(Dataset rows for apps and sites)
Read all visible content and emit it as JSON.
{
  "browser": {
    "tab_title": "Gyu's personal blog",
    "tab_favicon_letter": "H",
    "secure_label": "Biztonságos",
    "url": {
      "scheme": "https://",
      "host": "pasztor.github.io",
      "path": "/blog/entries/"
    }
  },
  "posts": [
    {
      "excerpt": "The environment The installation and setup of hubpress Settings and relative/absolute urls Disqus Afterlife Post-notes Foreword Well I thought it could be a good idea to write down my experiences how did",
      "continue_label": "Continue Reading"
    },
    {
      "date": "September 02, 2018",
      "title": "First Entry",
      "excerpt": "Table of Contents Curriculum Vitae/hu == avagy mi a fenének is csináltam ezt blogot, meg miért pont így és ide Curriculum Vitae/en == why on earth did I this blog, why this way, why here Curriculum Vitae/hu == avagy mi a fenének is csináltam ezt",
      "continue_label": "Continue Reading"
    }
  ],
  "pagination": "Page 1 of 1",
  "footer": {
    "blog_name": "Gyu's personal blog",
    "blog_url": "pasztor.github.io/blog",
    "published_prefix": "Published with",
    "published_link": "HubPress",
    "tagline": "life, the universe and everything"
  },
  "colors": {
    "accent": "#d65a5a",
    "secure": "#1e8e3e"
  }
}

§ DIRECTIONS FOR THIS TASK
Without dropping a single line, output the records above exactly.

§ ANSWER TO THIS TASK
Read all visible content and emit it as JSON.
{
  "browser": {
    "tab_title": "Gyu's personal blog",
    "tab_favicon_letter": "H",
    "secure_label": "Biztonságos",
    "url": {
      "scheme": "https://",
      "host": "pasztor.github.io",
      "path": "/blog/entries/"
    }
  },
  "posts": [
    {
      "excerpt": "The environment The installation and setup of hubpress Settings and relative/absolute urls Disqus Afterlife Post-notes Foreword Well I thought it could be a good idea to write down my experiences how did",
      "continue_label": "Continue Reading"
    },
    {
      "date": "September 02, 2018",
      "title": "First Entry",
      "excerpt": "Table of Contents Curriculum Vitae/hu == avagy mi a fenének is csináltam ezt blogot, meg miért pont így és ide Curriculum Vitae/en == why on earth did I this blog, why this way, why here Curriculum Vitae/hu == avagy mi a fenének is csináltam ezt",
      "continue_label": "Continue Reading"
    }
  ],
  "pagination": "Page 1 of 1",
  "footer": {
    "blog_name": "Gyu's personal blog",
    "blog_url": "pasztor.github.io/blog",
    "published_prefix": "Published with",
    "published_link": "HubPress",
    "tagline": "life, the universe and everything"
  },
  "colors": {
    "accent": "#d65a5a",
    "secure": "#1e8e3e"
  }
}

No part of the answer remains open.